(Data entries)

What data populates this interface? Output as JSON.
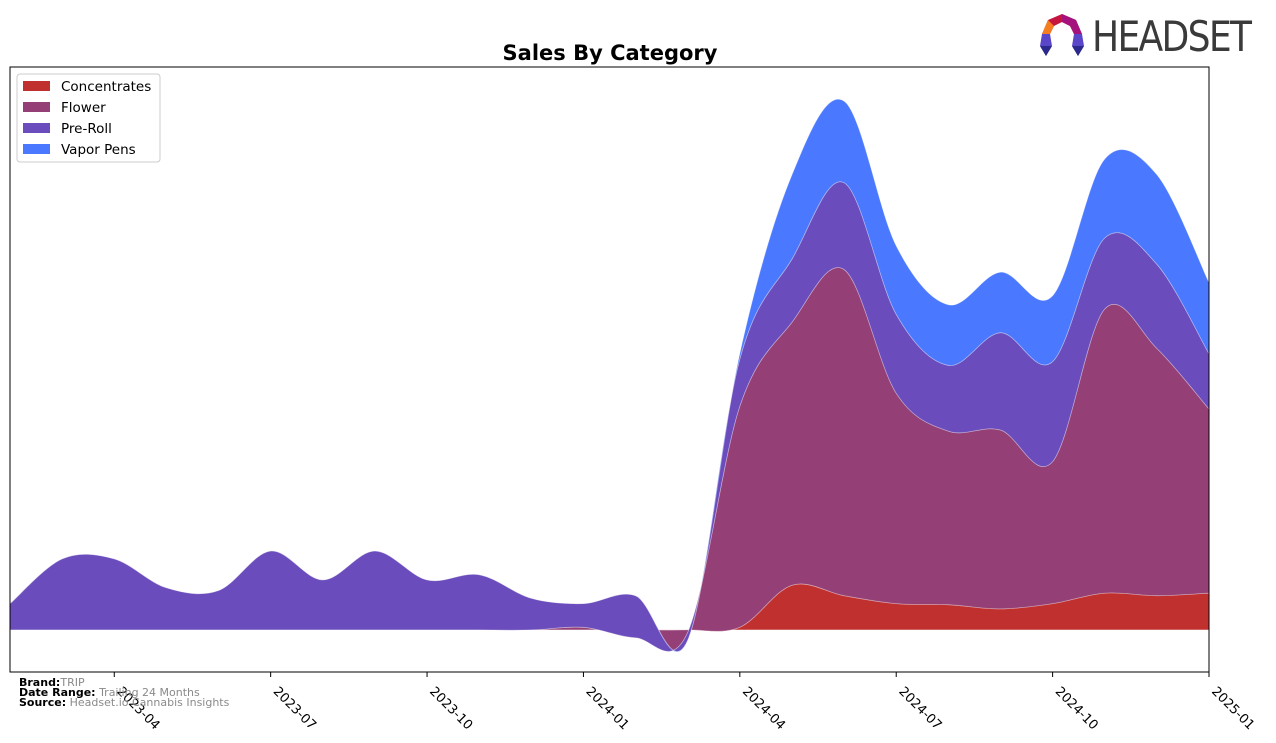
{
  "logo": {
    "text": "HEADSET"
  },
  "footer": {
    "brand_label": "Brand:",
    "brand_value": "TRIP",
    "date_range_label": "Date Range:",
    "date_range_value": "Trailing 24 Months",
    "source_label": "Source:",
    "source_value": "Headset.io Cannabis Insights"
  },
  "chart_data": {
    "type": "area",
    "stacked": true,
    "smooth": true,
    "title": "Sales By Category",
    "xlabel": "",
    "ylabel": "",
    "y_axis_visible": false,
    "grid": false,
    "legend_position": "top-left",
    "x": [
      "2023-02",
      "2023-03",
      "2023-04",
      "2023-05",
      "2023-06",
      "2023-07",
      "2023-08",
      "2023-09",
      "2023-10",
      "2023-11",
      "2023-12",
      "2024-01",
      "2024-02",
      "2024-03",
      "2024-04",
      "2024-05",
      "2024-06",
      "2024-07",
      "2024-08",
      "2024-09",
      "2024-10",
      "2024-11",
      "2024-12",
      "2025-01"
    ],
    "x_ticks": [
      "2023-04",
      "2023-07",
      "2023-10",
      "2024-01",
      "2024-04",
      "2024-07",
      "2024-10",
      "2025-01"
    ],
    "ylim": [
      -8,
      107
    ],
    "series": [
      {
        "name": "Concentrates",
        "color": "#c0302f",
        "values": [
          0,
          0,
          0,
          0,
          0,
          0,
          0,
          0,
          0,
          0,
          0,
          0,
          0,
          0,
          0.5,
          8.5,
          6.5,
          5,
          4.8,
          4,
          5,
          7,
          6.5,
          7
        ]
      },
      {
        "name": "Flower",
        "color": "#944076",
        "values": [
          0,
          0,
          0,
          0,
          0,
          0,
          0,
          0,
          0,
          0,
          0,
          0.5,
          -1.5,
          -0.5,
          42,
          50,
          62,
          40,
          33,
          34,
          27,
          54,
          47,
          35
        ]
      },
      {
        "name": "Pre-Roll",
        "color": "#6a4cbc",
        "values": [
          5,
          13.5,
          13.5,
          8,
          7.5,
          15,
          9.5,
          15,
          9.5,
          10.5,
          6,
          4.5,
          8,
          -1.5,
          9,
          12,
          16.5,
          15,
          12.5,
          18.5,
          19,
          13.5,
          16,
          10.5
        ]
      },
      {
        "name": "Vapor Pens",
        "color": "#4a78fe",
        "values": [
          0,
          0,
          0,
          0,
          0,
          0,
          0,
          0,
          0,
          0,
          0,
          0,
          0,
          0,
          1,
          16,
          15.5,
          13,
          11.5,
          11.5,
          12.5,
          15,
          17,
          13.5
        ]
      }
    ]
  }
}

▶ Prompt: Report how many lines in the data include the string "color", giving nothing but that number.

▶ Output for this task: 4